===== MATERIAL FOR THIS TASK
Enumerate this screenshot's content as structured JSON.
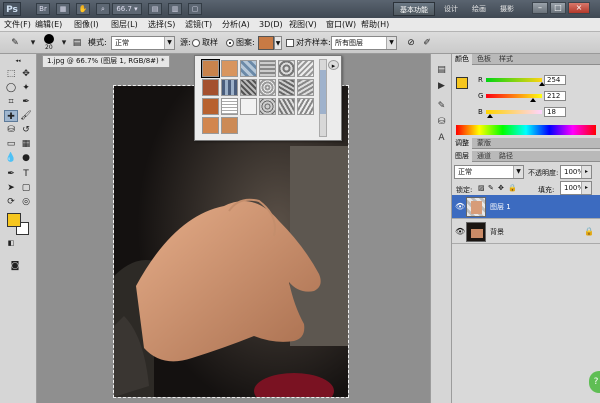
{
  "app": {
    "logo": "Ps",
    "zoom_value": "66.7",
    "workspace_active": "基本功能",
    "workspace_links": [
      "设计",
      "绘画",
      "摄影"
    ],
    "window_buttons": [
      "–",
      "□",
      "×"
    ]
  },
  "menu": [
    "文件(F)",
    "编辑(E)",
    "图像(I)",
    "图层(L)",
    "选择(S)",
    "滤镜(T)",
    "分析(A)",
    "3D(D)",
    "视图(V)",
    "窗口(W)",
    "帮助(H)"
  ],
  "options": {
    "brush_size": "20",
    "mode_label": "模式:",
    "mode_value": "正常",
    "source_label": "源:",
    "sampled_label": "取样",
    "pattern_label": "图案:",
    "aligned_label": "对齐",
    "sample_label": "样本:",
    "sample_value": "所有图层"
  },
  "document": {
    "tab_title": "1.jpg @ 66.7% (图层 1, RGB/8#) *"
  },
  "pattern_popup": {
    "menu_icon": "▸"
  },
  "color_panel": {
    "tabs": [
      "颜色",
      "色板",
      "样式"
    ],
    "r_label": "R",
    "g_label": "G",
    "b_label": "B",
    "r_value": "254",
    "g_value": "212",
    "b_value": "18",
    "r_fraction": 0.996,
    "g_fraction": 0.831,
    "b_fraction": 0.071
  },
  "adjust_panel": {
    "tabs": [
      "调整",
      "蒙版"
    ]
  },
  "layers_panel": {
    "tabs": [
      "图层",
      "通道",
      "路径"
    ],
    "blend_mode": "正常",
    "opacity_label": "不透明度:",
    "opacity_value": "100%",
    "lock_label": "锁定:",
    "fill_label": "填充:",
    "fill_value": "100%",
    "layers": [
      {
        "name": "图层 1",
        "selected": true
      },
      {
        "name": "背景",
        "selected": false
      }
    ]
  },
  "colors": {
    "foreground": "#f6c61e",
    "background": "#ffffff",
    "selection": "#3c6bc0"
  }
}
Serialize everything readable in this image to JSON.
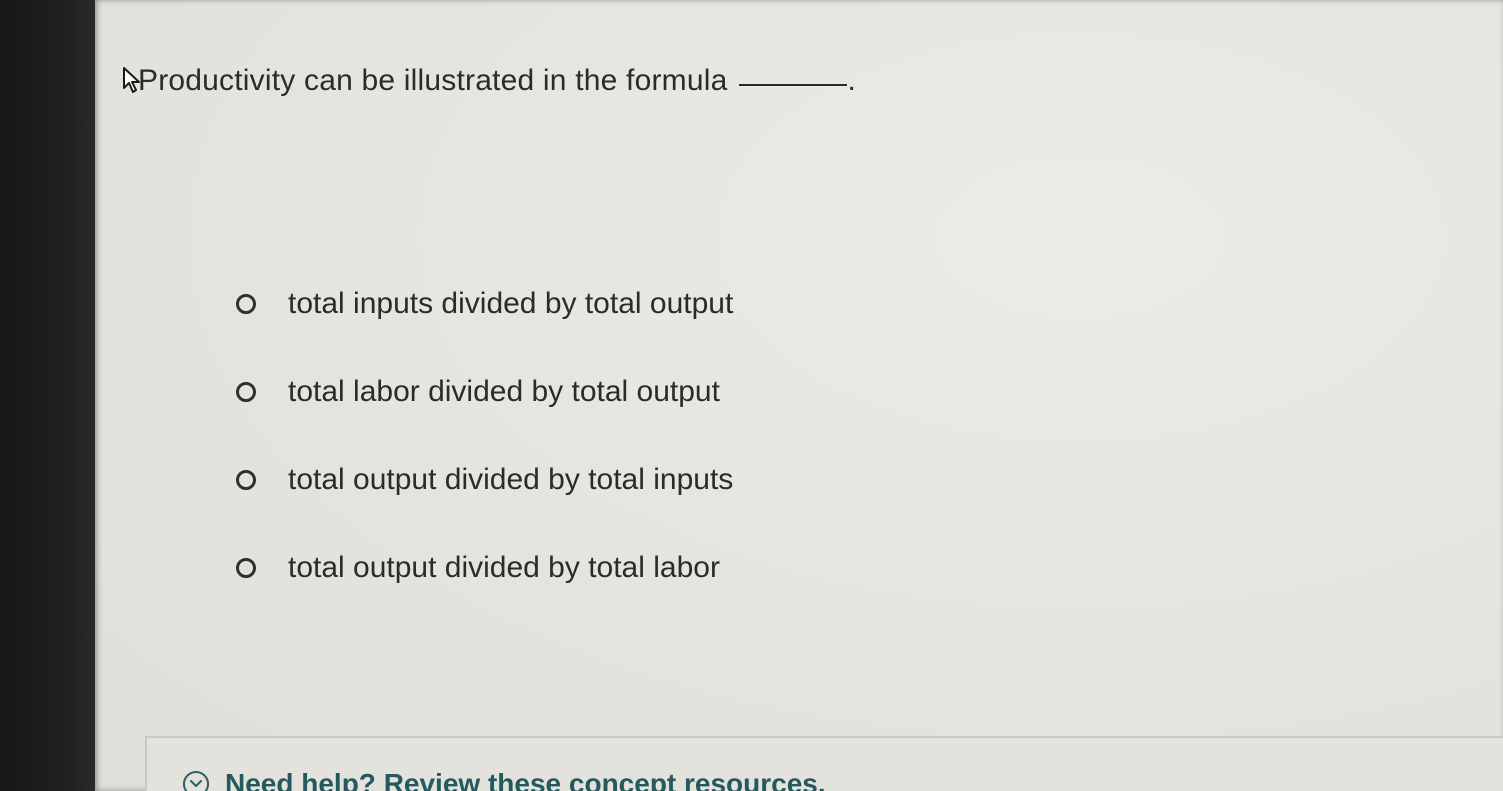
{
  "question": {
    "text": "Productivity can be illustrated in the formula",
    "end_punct": "."
  },
  "options": [
    {
      "label": "total inputs divided by total output",
      "selected": false
    },
    {
      "label": "total labor divided by total output",
      "selected": false
    },
    {
      "label": "total output divided by total inputs",
      "selected": false
    },
    {
      "label": "total output divided by total labor",
      "selected": false
    }
  ],
  "help": {
    "label": "Need help? Review these concept resources.",
    "icon": "chevron-down-icon"
  },
  "colors": {
    "help_text": "#245a5e",
    "page_background": "#e6e5df"
  }
}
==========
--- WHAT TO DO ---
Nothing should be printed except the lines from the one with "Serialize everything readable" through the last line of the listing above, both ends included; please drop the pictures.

--- ANSWER BOX ---
Serialize everything readable in this image to JSON.
{
  "question": {
    "text": "Productivity can be illustrated in the formula",
    "end_punct": "."
  },
  "options": [
    {
      "label": "total inputs divided by total output",
      "selected": false
    },
    {
      "label": "total labor divided by total output",
      "selected": false
    },
    {
      "label": "total output divided by total inputs",
      "selected": false
    },
    {
      "label": "total output divided by total labor",
      "selected": false
    }
  ],
  "help": {
    "label": "Need help? Review these concept resources.",
    "icon": "chevron-down-icon"
  },
  "colors": {
    "help_text": "#245a5e",
    "page_background": "#e6e5df"
  }
}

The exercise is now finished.